→ **Task brief**:
Looking at the entries underneath, work out how many lines contain "cables". Write only that number.

*** Source material

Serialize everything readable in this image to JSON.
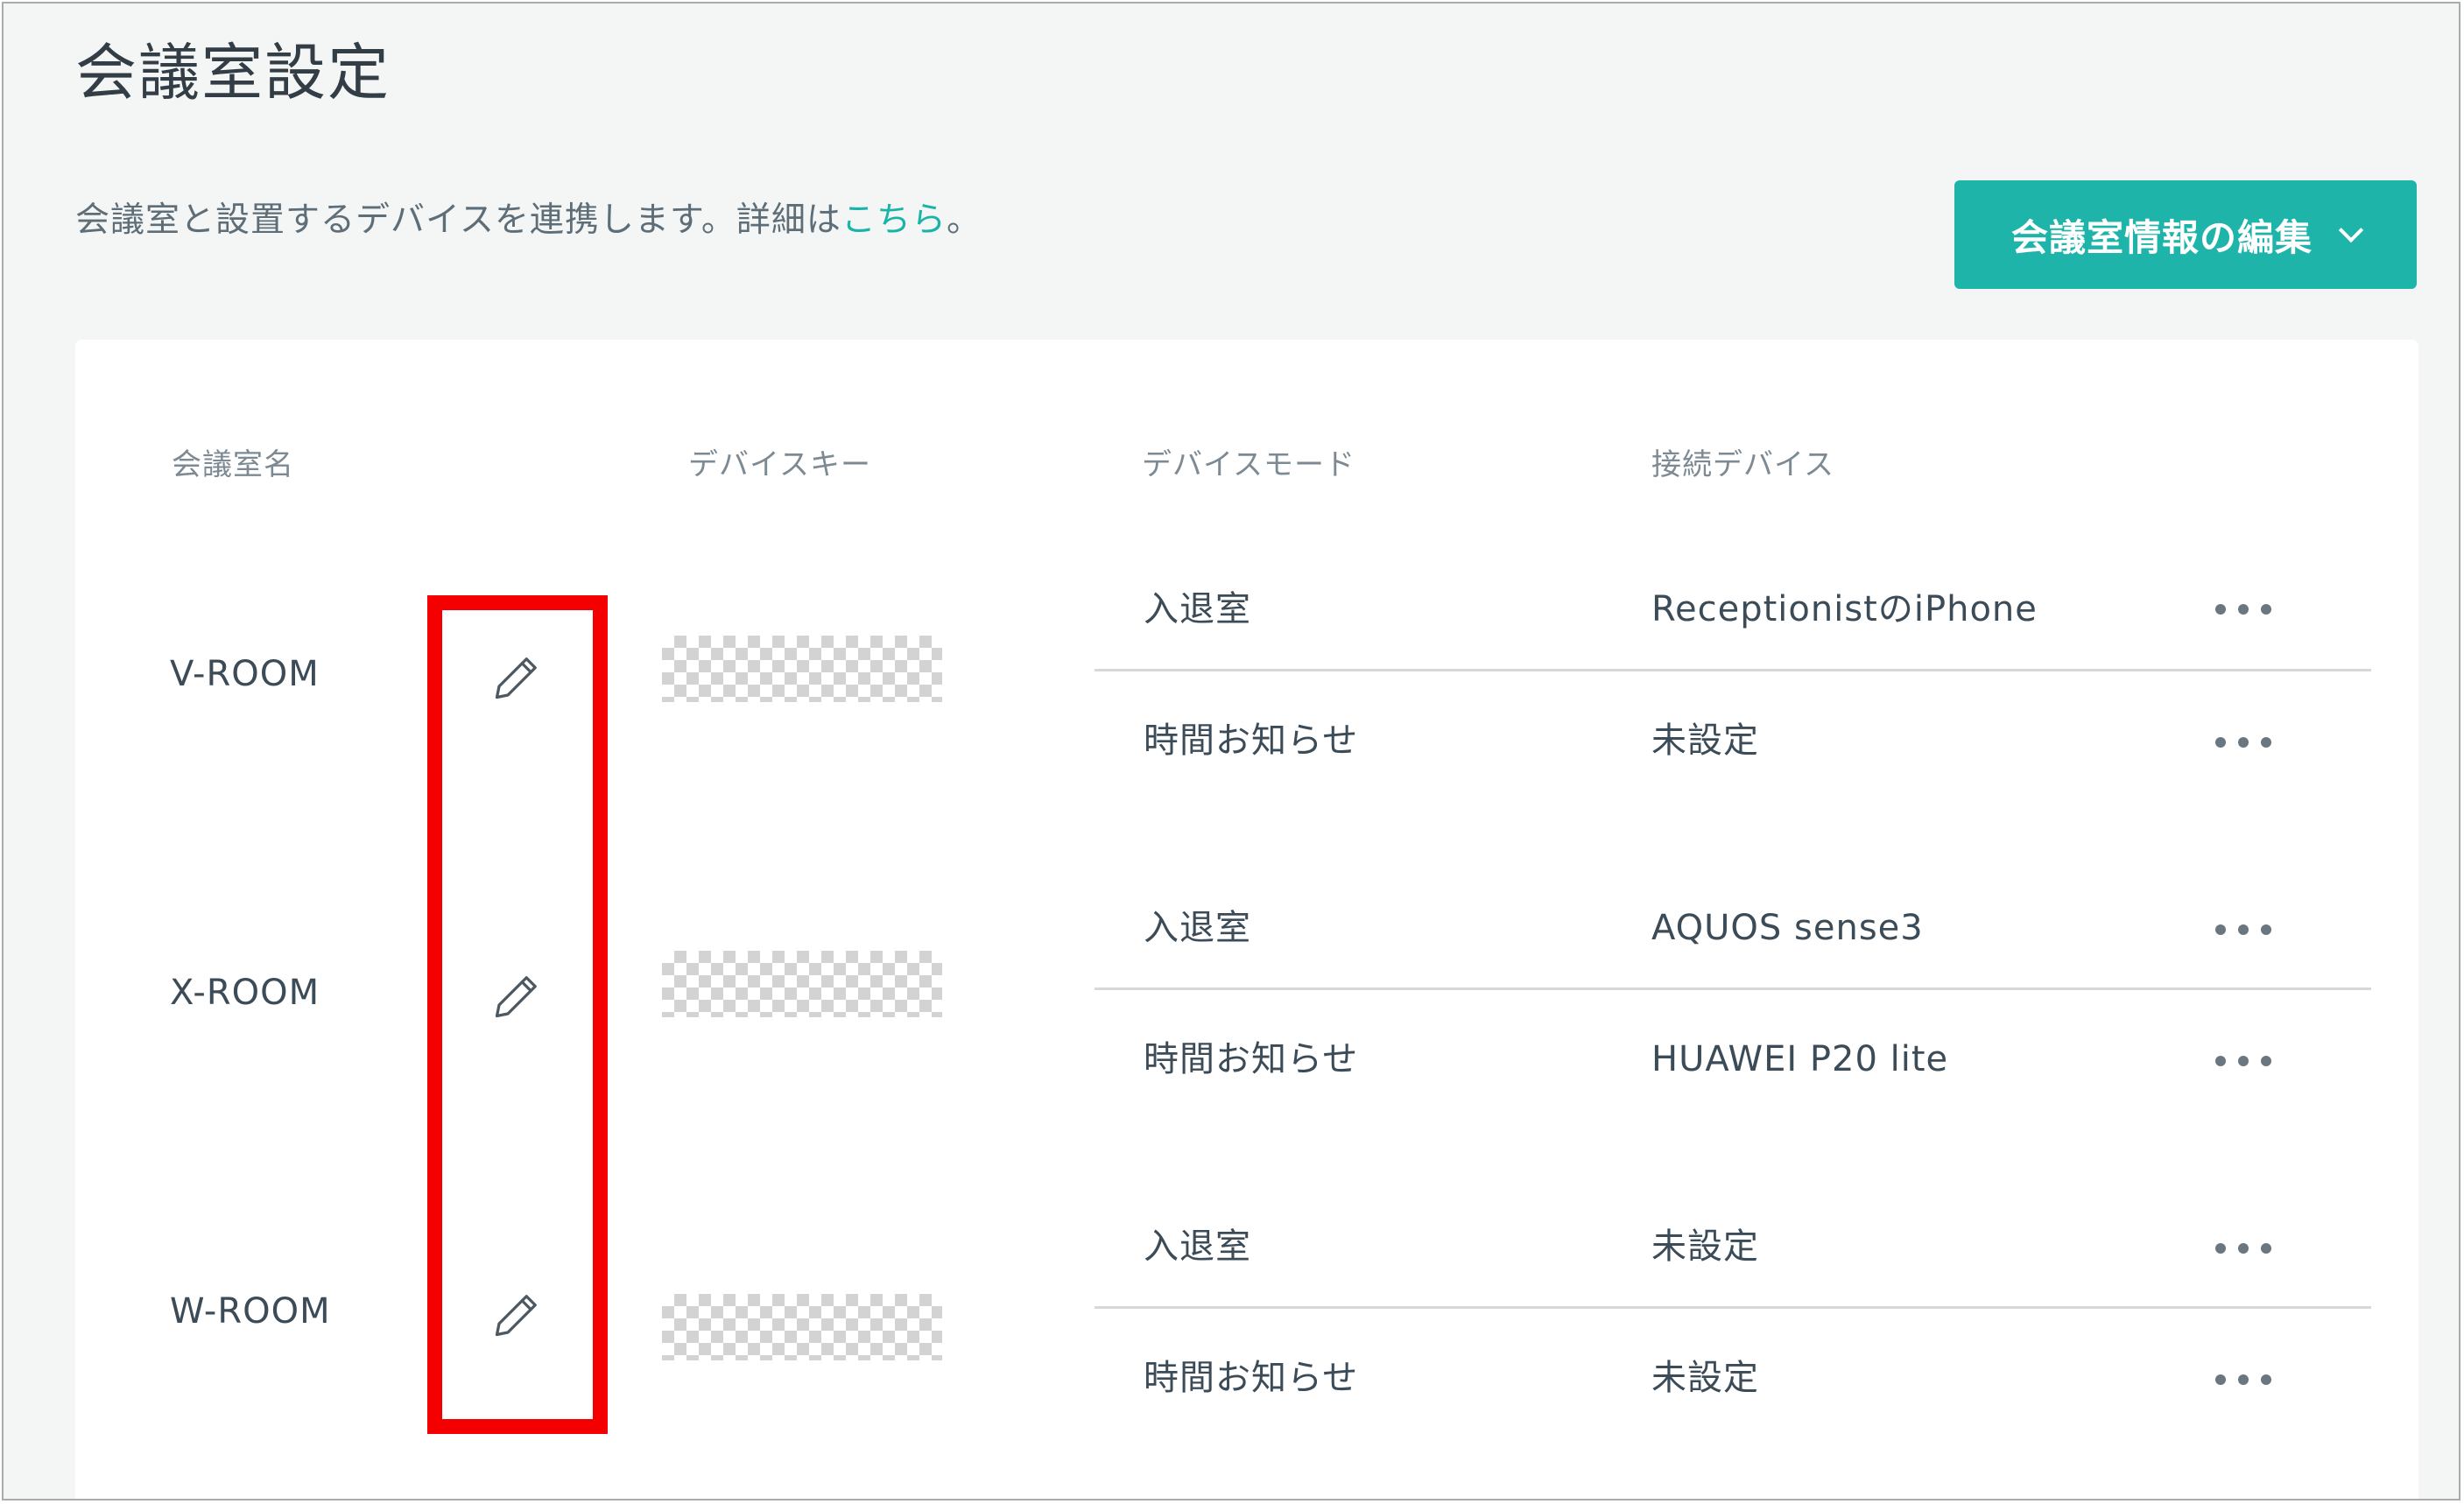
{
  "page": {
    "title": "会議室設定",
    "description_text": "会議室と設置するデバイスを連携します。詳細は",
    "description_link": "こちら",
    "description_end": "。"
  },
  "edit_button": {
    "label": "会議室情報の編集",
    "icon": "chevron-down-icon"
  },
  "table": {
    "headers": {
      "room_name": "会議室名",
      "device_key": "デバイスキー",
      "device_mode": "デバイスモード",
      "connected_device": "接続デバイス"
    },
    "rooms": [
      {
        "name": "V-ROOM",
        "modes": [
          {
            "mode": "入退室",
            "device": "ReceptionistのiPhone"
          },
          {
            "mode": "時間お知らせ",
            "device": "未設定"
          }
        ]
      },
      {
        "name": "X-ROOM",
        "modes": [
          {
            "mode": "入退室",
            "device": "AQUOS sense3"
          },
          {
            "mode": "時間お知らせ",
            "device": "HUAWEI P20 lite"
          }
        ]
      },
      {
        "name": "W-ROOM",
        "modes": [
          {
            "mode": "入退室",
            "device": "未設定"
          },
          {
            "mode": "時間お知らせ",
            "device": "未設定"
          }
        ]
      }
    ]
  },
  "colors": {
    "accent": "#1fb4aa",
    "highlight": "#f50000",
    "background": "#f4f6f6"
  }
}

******
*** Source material

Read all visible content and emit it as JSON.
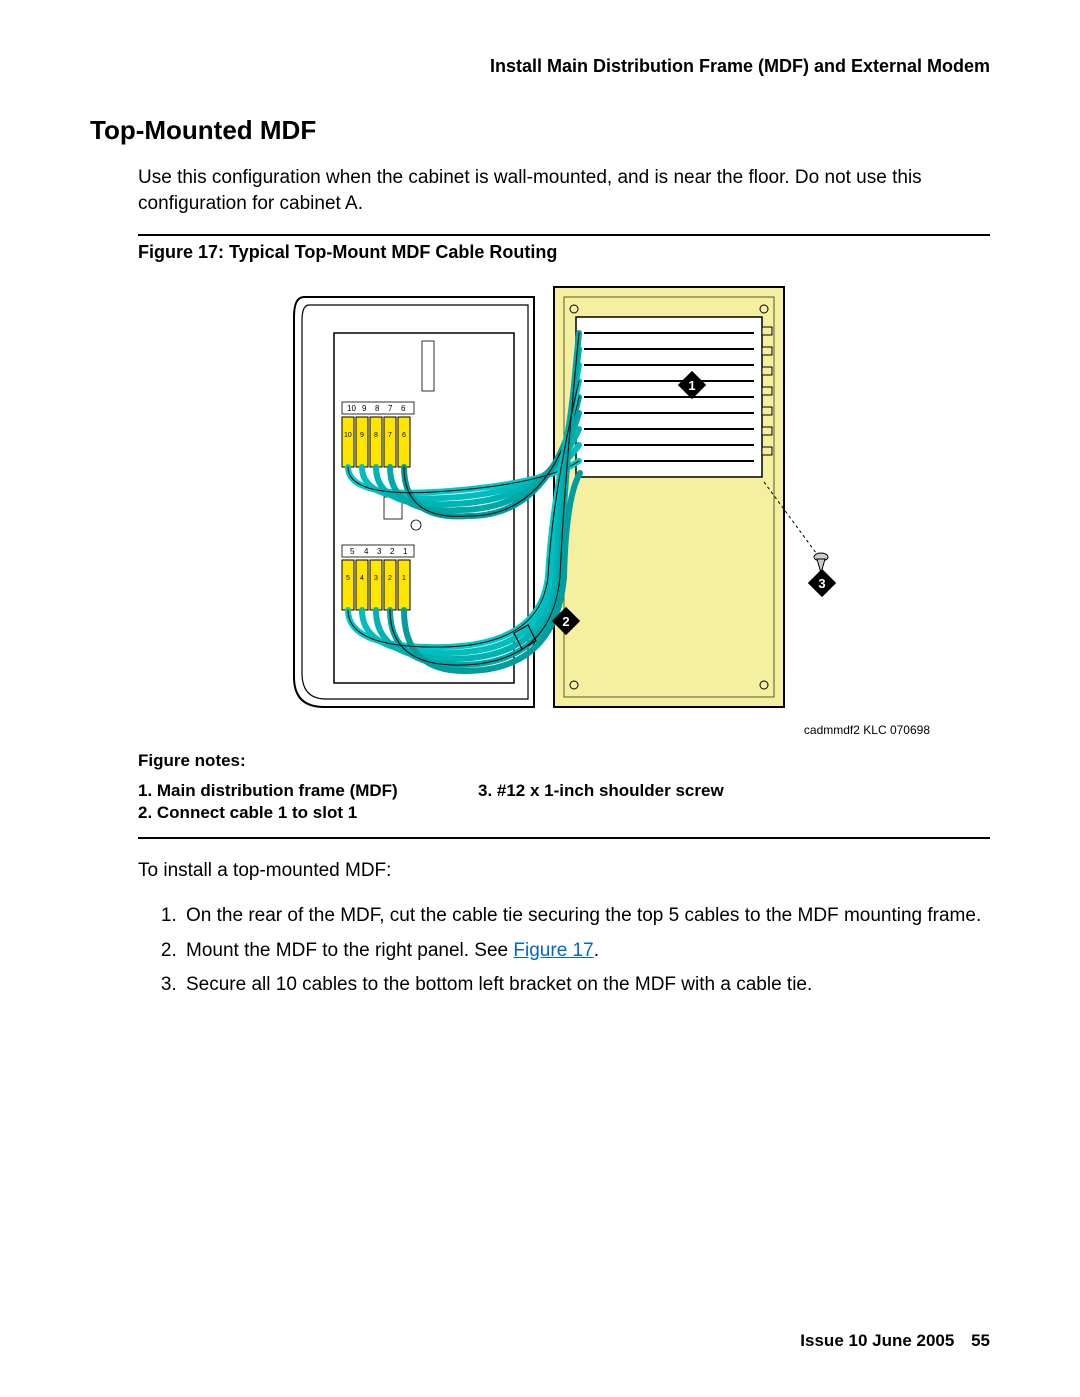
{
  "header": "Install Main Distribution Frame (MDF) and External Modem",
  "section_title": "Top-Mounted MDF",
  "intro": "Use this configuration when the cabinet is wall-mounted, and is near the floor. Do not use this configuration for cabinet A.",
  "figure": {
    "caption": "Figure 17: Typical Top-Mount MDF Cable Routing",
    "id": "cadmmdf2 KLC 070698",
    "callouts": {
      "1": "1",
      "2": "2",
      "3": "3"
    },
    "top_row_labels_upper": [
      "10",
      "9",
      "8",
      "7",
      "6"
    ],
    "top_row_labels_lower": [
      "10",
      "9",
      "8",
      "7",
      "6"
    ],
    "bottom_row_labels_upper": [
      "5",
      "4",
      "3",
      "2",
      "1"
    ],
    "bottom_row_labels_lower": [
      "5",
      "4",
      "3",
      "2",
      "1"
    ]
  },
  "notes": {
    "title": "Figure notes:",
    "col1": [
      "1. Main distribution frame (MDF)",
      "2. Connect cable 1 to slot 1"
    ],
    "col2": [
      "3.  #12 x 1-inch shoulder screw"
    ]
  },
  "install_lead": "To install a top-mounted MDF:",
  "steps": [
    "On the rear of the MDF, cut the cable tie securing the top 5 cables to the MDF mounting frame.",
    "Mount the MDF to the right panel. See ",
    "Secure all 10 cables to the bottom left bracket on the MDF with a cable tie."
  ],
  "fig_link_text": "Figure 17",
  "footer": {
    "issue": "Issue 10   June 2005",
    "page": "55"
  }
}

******

→ **Answer space**:
2